Problem description
Word for word, return the entries listed below.

Provided records
++++
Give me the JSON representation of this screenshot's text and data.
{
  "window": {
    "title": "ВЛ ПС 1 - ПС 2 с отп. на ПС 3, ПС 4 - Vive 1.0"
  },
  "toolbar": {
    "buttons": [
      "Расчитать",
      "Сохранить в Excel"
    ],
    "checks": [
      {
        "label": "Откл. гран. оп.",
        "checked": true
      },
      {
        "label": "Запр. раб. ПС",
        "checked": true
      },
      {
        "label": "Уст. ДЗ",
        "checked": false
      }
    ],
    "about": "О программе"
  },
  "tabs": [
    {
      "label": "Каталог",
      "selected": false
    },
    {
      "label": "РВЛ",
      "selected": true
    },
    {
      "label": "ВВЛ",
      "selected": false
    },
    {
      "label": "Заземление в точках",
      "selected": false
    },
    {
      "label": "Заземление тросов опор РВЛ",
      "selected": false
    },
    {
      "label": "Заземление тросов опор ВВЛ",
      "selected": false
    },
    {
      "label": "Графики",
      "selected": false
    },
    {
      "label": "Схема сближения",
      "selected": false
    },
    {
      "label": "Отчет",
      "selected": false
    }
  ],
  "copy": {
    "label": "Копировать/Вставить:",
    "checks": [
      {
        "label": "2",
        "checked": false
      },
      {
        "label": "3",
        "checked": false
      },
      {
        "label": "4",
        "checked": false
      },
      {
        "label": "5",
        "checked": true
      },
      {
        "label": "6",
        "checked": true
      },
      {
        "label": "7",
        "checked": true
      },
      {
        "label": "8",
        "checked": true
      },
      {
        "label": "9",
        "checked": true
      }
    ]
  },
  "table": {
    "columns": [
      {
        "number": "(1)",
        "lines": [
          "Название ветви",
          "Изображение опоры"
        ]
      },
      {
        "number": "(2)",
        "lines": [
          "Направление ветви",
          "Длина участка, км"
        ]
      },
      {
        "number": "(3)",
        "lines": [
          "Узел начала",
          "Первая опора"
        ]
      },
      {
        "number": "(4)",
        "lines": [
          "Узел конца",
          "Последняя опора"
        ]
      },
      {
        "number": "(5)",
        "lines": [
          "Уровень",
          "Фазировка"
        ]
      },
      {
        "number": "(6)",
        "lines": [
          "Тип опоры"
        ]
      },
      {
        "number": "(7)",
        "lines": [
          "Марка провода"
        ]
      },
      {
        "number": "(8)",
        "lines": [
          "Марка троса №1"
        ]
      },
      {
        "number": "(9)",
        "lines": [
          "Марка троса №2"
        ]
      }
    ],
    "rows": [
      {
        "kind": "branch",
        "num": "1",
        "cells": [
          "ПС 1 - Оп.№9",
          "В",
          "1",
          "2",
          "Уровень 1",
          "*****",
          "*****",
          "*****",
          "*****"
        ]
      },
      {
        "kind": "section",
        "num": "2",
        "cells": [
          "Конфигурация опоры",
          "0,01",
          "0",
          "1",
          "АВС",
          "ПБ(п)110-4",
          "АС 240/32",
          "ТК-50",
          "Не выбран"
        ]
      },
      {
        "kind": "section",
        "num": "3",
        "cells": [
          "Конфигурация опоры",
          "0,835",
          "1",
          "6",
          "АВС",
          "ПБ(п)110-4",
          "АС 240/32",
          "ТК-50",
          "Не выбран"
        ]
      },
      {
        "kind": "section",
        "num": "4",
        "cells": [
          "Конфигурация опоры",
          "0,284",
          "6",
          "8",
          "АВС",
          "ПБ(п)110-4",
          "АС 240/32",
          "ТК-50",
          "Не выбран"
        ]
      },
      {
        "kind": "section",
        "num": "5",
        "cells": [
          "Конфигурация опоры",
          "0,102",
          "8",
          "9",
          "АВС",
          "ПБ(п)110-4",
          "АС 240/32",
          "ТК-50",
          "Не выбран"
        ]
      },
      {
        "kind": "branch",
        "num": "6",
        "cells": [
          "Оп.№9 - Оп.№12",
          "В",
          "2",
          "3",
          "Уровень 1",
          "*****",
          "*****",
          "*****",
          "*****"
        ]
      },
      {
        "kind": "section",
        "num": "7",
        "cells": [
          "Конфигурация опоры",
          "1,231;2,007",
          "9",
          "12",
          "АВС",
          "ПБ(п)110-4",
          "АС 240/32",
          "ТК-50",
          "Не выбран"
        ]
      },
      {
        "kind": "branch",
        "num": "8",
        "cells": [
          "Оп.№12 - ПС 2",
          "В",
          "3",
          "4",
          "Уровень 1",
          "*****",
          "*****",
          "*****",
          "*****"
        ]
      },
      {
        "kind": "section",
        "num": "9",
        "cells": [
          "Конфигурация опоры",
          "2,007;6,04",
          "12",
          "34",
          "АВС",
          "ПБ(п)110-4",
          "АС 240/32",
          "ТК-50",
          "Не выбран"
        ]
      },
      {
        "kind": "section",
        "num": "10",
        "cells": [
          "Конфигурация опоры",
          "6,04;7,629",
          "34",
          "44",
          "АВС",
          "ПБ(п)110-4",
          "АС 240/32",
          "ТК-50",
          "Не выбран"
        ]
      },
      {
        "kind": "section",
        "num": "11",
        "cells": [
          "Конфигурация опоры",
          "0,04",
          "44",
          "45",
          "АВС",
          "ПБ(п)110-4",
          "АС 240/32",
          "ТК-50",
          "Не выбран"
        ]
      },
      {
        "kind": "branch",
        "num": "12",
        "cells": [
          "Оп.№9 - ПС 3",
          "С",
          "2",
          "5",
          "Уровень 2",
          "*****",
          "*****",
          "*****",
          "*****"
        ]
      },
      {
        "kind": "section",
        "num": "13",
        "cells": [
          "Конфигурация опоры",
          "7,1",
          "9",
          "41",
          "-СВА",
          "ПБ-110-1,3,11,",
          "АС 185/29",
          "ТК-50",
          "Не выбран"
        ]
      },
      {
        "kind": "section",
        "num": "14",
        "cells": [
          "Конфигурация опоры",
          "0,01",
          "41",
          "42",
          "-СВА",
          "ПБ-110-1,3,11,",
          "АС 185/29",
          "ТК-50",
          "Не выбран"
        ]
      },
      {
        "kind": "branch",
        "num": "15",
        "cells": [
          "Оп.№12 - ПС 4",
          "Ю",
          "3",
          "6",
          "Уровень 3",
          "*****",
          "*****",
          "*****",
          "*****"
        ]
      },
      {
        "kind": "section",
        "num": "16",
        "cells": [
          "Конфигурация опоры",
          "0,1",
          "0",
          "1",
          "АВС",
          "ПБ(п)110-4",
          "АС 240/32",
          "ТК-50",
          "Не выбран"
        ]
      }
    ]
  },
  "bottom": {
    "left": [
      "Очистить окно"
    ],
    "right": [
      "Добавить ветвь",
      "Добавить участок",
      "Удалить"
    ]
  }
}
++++
Answer box
Give me the JSON representation of this screenshot's text and data.
{
  "window": {
    "title": "ВЛ ПС 1 - ПС 2 с отп. на ПС 3, ПС 4 - Vive 1.0"
  },
  "toolbar": {
    "buttons": [
      "Расчитать",
      "Сохранить в Excel"
    ],
    "checks": [
      {
        "label": "Откл. гран. оп.",
        "checked": true
      },
      {
        "label": "Запр. раб. ПС",
        "checked": true
      },
      {
        "label": "Уст. ДЗ",
        "checked": false
      }
    ],
    "about": "О программе"
  },
  "tabs": [
    {
      "label": "Каталог",
      "selected": false
    },
    {
      "label": "РВЛ",
      "selected": true
    },
    {
      "label": "ВВЛ",
      "selected": false
    },
    {
      "label": "Заземление в точках",
      "selected": false
    },
    {
      "label": "Заземление тросов опор РВЛ",
      "selected": false
    },
    {
      "label": "Заземление тросов опор ВВЛ",
      "selected": false
    },
    {
      "label": "Графики",
      "selected": false
    },
    {
      "label": "Схема сближения",
      "selected": false
    },
    {
      "label": "Отчет",
      "selected": false
    }
  ],
  "copy": {
    "label": "Копировать/Вставить:",
    "checks": [
      {
        "label": "2",
        "checked": false
      },
      {
        "label": "3",
        "checked": false
      },
      {
        "label": "4",
        "checked": false
      },
      {
        "label": "5",
        "checked": true
      },
      {
        "label": "6",
        "checked": true
      },
      {
        "label": "7",
        "checked": true
      },
      {
        "label": "8",
        "checked": true
      },
      {
        "label": "9",
        "checked": true
      }
    ]
  },
  "table": {
    "columns": [
      {
        "number": "(1)",
        "lines": [
          "Название ветви",
          "Изображение опоры"
        ]
      },
      {
        "number": "(2)",
        "lines": [
          "Направление ветви",
          "Длина участка, км"
        ]
      },
      {
        "number": "(3)",
        "lines": [
          "Узел начала",
          "Первая опора"
        ]
      },
      {
        "number": "(4)",
        "lines": [
          "Узел конца",
          "Последняя опора"
        ]
      },
      {
        "number": "(5)",
        "lines": [
          "Уровень",
          "Фазировка"
        ]
      },
      {
        "number": "(6)",
        "lines": [
          "Тип опоры"
        ]
      },
      {
        "number": "(7)",
        "lines": [
          "Марка провода"
        ]
      },
      {
        "number": "(8)",
        "lines": [
          "Марка троса №1"
        ]
      },
      {
        "number": "(9)",
        "lines": [
          "Марка троса №2"
        ]
      }
    ],
    "rows": [
      {
        "kind": "branch",
        "num": "1",
        "cells": [
          "ПС 1 - Оп.№9",
          "В",
          "1",
          "2",
          "Уровень 1",
          "*****",
          "*****",
          "*****",
          "*****"
        ]
      },
      {
        "kind": "section",
        "num": "2",
        "cells": [
          "Конфигурация опоры",
          "0,01",
          "0",
          "1",
          "АВС",
          "ПБ(п)110-4",
          "АС 240/32",
          "ТК-50",
          "Не выбран"
        ]
      },
      {
        "kind": "section",
        "num": "3",
        "cells": [
          "Конфигурация опоры",
          "0,835",
          "1",
          "6",
          "АВС",
          "ПБ(п)110-4",
          "АС 240/32",
          "ТК-50",
          "Не выбран"
        ]
      },
      {
        "kind": "section",
        "num": "4",
        "cells": [
          "Конфигурация опоры",
          "0,284",
          "6",
          "8",
          "АВС",
          "ПБ(п)110-4",
          "АС 240/32",
          "ТК-50",
          "Не выбран"
        ]
      },
      {
        "kind": "section",
        "num": "5",
        "cells": [
          "Конфигурация опоры",
          "0,102",
          "8",
          "9",
          "АВС",
          "ПБ(п)110-4",
          "АС 240/32",
          "ТК-50",
          "Не выбран"
        ]
      },
      {
        "kind": "branch",
        "num": "6",
        "cells": [
          "Оп.№9 - Оп.№12",
          "В",
          "2",
          "3",
          "Уровень 1",
          "*****",
          "*****",
          "*****",
          "*****"
        ]
      },
      {
        "kind": "section",
        "num": "7",
        "cells": [
          "Конфигурация опоры",
          "1,231;2,007",
          "9",
          "12",
          "АВС",
          "ПБ(п)110-4",
          "АС 240/32",
          "ТК-50",
          "Не выбран"
        ]
      },
      {
        "kind": "branch",
        "num": "8",
        "cells": [
          "Оп.№12 - ПС 2",
          "В",
          "3",
          "4",
          "Уровень 1",
          "*****",
          "*****",
          "*****",
          "*****"
        ]
      },
      {
        "kind": "section",
        "num": "9",
        "cells": [
          "Конфигурация опоры",
          "2,007;6,04",
          "12",
          "34",
          "АВС",
          "ПБ(п)110-4",
          "АС 240/32",
          "ТК-50",
          "Не выбран"
        ]
      },
      {
        "kind": "section",
        "num": "10",
        "cells": [
          "Конфигурация опоры",
          "6,04;7,629",
          "34",
          "44",
          "АВС",
          "ПБ(п)110-4",
          "АС 240/32",
          "ТК-50",
          "Не выбран"
        ]
      },
      {
        "kind": "section",
        "num": "11",
        "cells": [
          "Конфигурация опоры",
          "0,04",
          "44",
          "45",
          "АВС",
          "ПБ(п)110-4",
          "АС 240/32",
          "ТК-50",
          "Не выбран"
        ]
      },
      {
        "kind": "branch",
        "num": "12",
        "cells": [
          "Оп.№9 - ПС 3",
          "С",
          "2",
          "5",
          "Уровень 2",
          "*****",
          "*****",
          "*****",
          "*****"
        ]
      },
      {
        "kind": "section",
        "num": "13",
        "cells": [
          "Конфигурация опоры",
          "7,1",
          "9",
          "41",
          "-СВА",
          "ПБ-110-1,3,11,",
          "АС 185/29",
          "ТК-50",
          "Не выбран"
        ]
      },
      {
        "kind": "section",
        "num": "14",
        "cells": [
          "Конфигурация опоры",
          "0,01",
          "41",
          "42",
          "-СВА",
          "ПБ-110-1,3,11,",
          "АС 185/29",
          "ТК-50",
          "Не выбран"
        ]
      },
      {
        "kind": "branch",
        "num": "15",
        "cells": [
          "Оп.№12 - ПС 4",
          "Ю",
          "3",
          "6",
          "Уровень 3",
          "*****",
          "*****",
          "*****",
          "*****"
        ]
      },
      {
        "kind": "section",
        "num": "16",
        "cells": [
          "Конфигурация опоры",
          "0,1",
          "0",
          "1",
          "АВС",
          "ПБ(п)110-4",
          "АС 240/32",
          "ТК-50",
          "Не выбран"
        ]
      }
    ]
  },
  "bottom": {
    "left": [
      "Очистить окно"
    ],
    "right": [
      "Добавить ветвь",
      "Добавить участок",
      "Удалить"
    ]
  }
}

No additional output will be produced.